Dr Phil Reeves is the managing director of Econolyst, a UK Additive Manufacturing & 3D Printing consultancy firm working with both AM technology vendors and users. For more information visit www.econolyst.co.uk. Here Phil addresses the contentious issue of government funding for 3D printing in terms of the good it can (and has) done and the damaging perceptions of bureaucracy and red tape that it creates for real businesses.
Do we really need grants to stimulate innovation in 3D Printing, or are they just a sticking plaster for poor cash flow management?
It’s funny how talk of ‘grants’ polarises opinion. For some organisations they are a cash-flow necessity needed to simulate and support research, development & innovation. To others they are tainted with unnecessary red tape and bureaucracy. Within the world of Additive Manufacturing (AM) and 3D Printing there are those who see public sector ‘interference’ as distorting market economics, enabling organisations such as universities to subsidise spin-out companies or offer prototyping services at a fraction of their commercial ‘cost’. However, there are many commercial success stories in the world of AM / 3D printing, where grant funding was instrumental in supporting early stage research efforts in companies where innovation and product development are now taken for granted.
Take Objet as a very topical case in point. Recently merged with Stratasys, Objet is undoubtedly one of the most significant global players in 3D printing today, with a global install base measured in thousands of machines. However, turn the clock back 10 years or more, and Objet was a small technology start-up in Rehovot Israel, spun out of the 2D Inkjet printing world. Although later supported by private investors, Objet was also assisted along the way with grant funding. According to Objet-Stratasys CEO David Reis, this was critical in establishing the company’s roots at a time when private investment was difficult to obtain. “Seed funding was becoming increasingly difficult to find (for technology start-up companies like Objet), as the time-scales for investors to exit from this type of company can be considerable. Early stage investors need very deep pockets to stay in the game and the competition for funding can be intense”. For these reasons Objet looked to the Office of the Chief Scientist (OCS) at the Israeli Ministry of Industry to help grow their company. And grow it has, with an expected merged market capitalization of $2.5-billion upon merger. Probably money well spent by the Israeli government; given the new merged Objet Stratasys Ltd will be domicile and paying taxes in Israel.

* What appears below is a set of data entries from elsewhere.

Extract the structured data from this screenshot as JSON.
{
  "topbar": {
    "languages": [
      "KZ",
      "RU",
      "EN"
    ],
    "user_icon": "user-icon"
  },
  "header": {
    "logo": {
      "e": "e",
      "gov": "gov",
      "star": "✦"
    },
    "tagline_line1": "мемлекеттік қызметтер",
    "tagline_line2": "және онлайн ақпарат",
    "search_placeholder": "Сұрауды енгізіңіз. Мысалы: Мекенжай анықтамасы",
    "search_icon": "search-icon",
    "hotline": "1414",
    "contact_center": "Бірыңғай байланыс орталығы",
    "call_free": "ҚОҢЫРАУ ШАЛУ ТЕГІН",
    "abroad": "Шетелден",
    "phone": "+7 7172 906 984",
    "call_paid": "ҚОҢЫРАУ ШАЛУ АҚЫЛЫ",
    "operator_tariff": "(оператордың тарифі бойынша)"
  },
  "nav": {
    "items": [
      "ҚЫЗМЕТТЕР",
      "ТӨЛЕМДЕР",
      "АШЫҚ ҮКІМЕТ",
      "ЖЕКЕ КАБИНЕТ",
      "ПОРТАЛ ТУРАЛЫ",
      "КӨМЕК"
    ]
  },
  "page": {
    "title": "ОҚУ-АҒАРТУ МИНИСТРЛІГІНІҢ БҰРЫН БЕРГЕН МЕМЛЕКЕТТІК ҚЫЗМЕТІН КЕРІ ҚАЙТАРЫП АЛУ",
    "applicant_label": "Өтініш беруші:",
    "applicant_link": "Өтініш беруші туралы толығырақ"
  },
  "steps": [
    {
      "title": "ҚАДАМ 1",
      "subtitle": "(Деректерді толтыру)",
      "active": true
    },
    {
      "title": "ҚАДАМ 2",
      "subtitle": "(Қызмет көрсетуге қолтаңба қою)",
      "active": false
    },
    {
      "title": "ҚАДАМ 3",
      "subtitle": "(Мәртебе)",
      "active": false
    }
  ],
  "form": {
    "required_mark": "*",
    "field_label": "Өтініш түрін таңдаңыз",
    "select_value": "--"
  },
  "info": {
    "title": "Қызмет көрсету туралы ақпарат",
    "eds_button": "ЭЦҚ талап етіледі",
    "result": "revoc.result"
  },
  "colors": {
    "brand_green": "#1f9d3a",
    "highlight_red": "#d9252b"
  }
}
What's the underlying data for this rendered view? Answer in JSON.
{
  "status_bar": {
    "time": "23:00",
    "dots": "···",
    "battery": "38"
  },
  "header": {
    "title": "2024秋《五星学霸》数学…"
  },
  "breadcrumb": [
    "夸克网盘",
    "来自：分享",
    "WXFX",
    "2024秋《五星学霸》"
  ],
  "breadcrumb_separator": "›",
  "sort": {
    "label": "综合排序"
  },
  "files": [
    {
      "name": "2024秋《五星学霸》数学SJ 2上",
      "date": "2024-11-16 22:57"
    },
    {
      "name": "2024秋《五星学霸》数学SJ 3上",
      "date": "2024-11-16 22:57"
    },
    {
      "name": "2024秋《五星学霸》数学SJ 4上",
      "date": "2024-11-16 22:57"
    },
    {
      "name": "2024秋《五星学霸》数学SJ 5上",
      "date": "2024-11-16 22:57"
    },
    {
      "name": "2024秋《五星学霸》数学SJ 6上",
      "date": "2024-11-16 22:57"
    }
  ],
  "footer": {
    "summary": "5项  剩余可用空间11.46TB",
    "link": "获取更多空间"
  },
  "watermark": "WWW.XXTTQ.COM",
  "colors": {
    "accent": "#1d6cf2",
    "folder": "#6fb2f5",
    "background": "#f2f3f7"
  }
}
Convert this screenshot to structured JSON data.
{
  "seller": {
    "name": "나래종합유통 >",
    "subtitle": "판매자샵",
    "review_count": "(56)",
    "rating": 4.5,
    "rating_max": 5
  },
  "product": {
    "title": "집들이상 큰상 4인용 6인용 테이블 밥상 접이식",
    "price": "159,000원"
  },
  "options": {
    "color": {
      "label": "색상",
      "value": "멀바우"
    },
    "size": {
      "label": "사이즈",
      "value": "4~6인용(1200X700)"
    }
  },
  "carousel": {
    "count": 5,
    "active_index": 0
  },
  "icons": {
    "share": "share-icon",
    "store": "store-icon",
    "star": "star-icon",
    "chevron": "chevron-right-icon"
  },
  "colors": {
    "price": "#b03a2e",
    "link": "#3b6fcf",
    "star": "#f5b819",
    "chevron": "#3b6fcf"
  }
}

Within other countries, there is little doubt that similar government investment has also been instrumental in supporting successful AM hardware & software developments. MTT Tooling Technologies, which was acquired last year by Renishaw PLC successfully used UK grant funding to develop strategic partnership with Universities including Liverpool and Loughborough, along with technology centres such as TWI. Through these ‘collaborations’, MTT was able to develop a credible and competitive SLM technology platform along with a customer base and patents, making them an attractive acquisition for a global player like Renishaw. There are many other success stories of AM related companies around the world built on similar public sector funded foundations, including Materialise in Belgium, Solidica in the USA & Materials Solutions in the UK. In fact the UK AM supply chain as a whole is no stranger to grant funding, having benefited from over £83M of public sector investment since 2007.
But surely in these times of global economic slowdown and wide spread austerity measures the public sector investment engine must now be running on fumes?
Yes, but not where AM / 3DP is concerned!
As both a disruptive and enabling technology, AM/3DP is seen by governments as exactly what is needed to reinvigorate manufacturing activity in high wage economies. The Obama administration recently committed $45-million to establish an AM technology initiative, and AM/3DP was recently identified by the UK Technology Strategy Board (TSB) as a key enabling technology that could stimulate the countries stagnant manufacturing economy. So much so, that on the 3rd December 2012 the TSB opened a £7-million grant fund specifically aimed at supporting UK Additive Manufacturing projects. Entitled “Inspiring new design freedoms in Additive Manufacturing and 3D Printing”, funding has been ring fenced to support collaborative projects from £100K up to a cool £1.5-million.
However, scientists and boffins beware, for processing moon rock this is not!
This funding call is all about ‘exploitation’, taking todays AM technologies and applying them to today’s products and supply chains. Of course, the funding will be targeted at projects where there is an element of business & technology risk, but it is clear that the TSB want to see real commercial applications within the next few years. The other caveat to a successful funding submission is collaboration, with projects expected to include companies from different sectors, disciplines and backgrounds, mashing-up retailers with engineers, computer scientists with materials folk.
The TSB are holding a briefing and consortium building workshop in London on 11th December for companies and individuals interested in putting forward proposals. Pre-registration is essential, but attendance is not mandatory, but it is never a bad thing to hear how best to circumvent the red tape and bureaucracy.
To pre-register for the TSB consortium building event on the 11th December visit https://connect.innovateuk.org/web/10154854